The most important thing to remember — and the rebuttal to a classical talking point of anti-environmentalists — is that enforcing environmental standards does not kill jobs, and most experts agree that enforcement either creates as many or more jobs as would be lost.
The bottom line is that every time the government spends money, it creates economic benefits. Those benefits are in the creation of new jobs, the contracting of existing companies, or the direct payment of money in exchange for services. This is Economics 101, and it is an argument that the environmental movement needs to adopt.
But what about the other side? What happens when the government doesn’t have the money to spend? The sad reality is that the environment is the first thing to get the shaft when budget cuts take place, and in turn, this has a direct negative effect on the health and well-being of American citizens.
The best example is the water crisis in Flint, Michigan. While the lead pipes may have poisoned the water itself, bad policies set everything in motion.
When then-President Bill Clinton signed the North American Free Trade Agreement in 1995, things began going downhill quickly in the state of Michigan. Manufacturing jobs began to disappear, and roughly 60,000 manufacturing firms closed their doors for good in the twenty years that followed the passage of that trade deal, and close to a quarter of a million workers lost their jobs.
The result was that the state of Michigan began losing tax revenues, forcing them to reduce spending on basic services like clean water. This eventually led to the decision to save a few thousand dollars a year by switching the city of Flint’s water supply, and the rest is history.
Unfortunately, Flint is not unique. Close to 2,000 water systems in the United States have tested positive for lead in concentrations that are dangerous to the human body. In nearly all of these areas, budget cuts have forced governments to reduce spending on infrastructure repair, leaving millions of Americans to get their water from decades-old lead pipes that are rusting and crumbling.
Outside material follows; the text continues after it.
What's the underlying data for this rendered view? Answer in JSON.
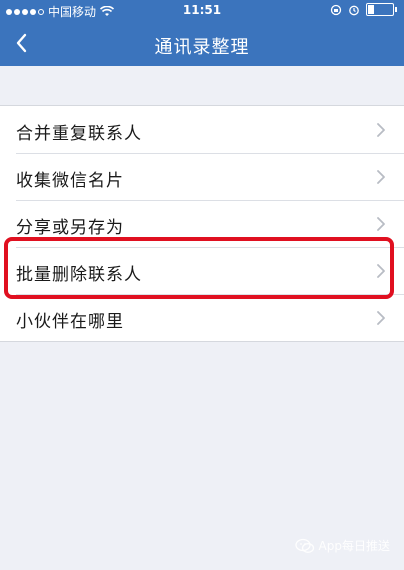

Again, it all goes back to basic economics: When the government has less income, it has less money to spend on basic services. And when the money is cut from environmental protection, the health of the public suffers, as we’ve seen in Flint.
A lack of funds is also threatening the Environmental Protection Agency as a whole. According to a recent report by The New York Times, the role that the agency plays in the U.S. has increased during the Obama administration while its budget has been cut nearly every year for the last six years:
The agency’s spending under Mr. Obama has been cut between 10 and 20 percent below the budgets of the previous three administrations, when adjusted for inflation. The agency’s budget has averaged about $8.8 billion annually under Mr. Obama, compared with (in today’s dollars) $9.7 billion under George W. Bush, $10.6 billion under Bill Clinton and $10.4 billion under George Bush. The agency’s 15,408 employees are its fewest since 1989.
These constant budget cuts will destroy the agency’s ability to prevent further crises — like the one in Flint — and will inhibit their abilities to properly regulate emissions, test rivers and streams for pollutants, and evaluate the safety of fossil fuel extraction operations.
By now the greatest irony should be clear: Protecting the environment is a great way to boost the economy and federal revenue, but revenue reductions are forcing the government to cut back on environmental protection. And that’s why the terms of the debate need to shift.
If we can redirect our message from one of global catastrophe to one of economic growth, we can gain more supporters to our cause. The best way to get the public to support an idea is by explaining the direct connection it has to them personally, and nothing is more personal than a person’s financial situation.
Arguments about job growth, economic security, and increased income need to find their way into discussions about melting ice caps and warming oceans. Without a broad, yet personal, appeal, the issue will continue to rank low on the American to-do list, and we’re already running out of time.
Image credit: EcoDaily.org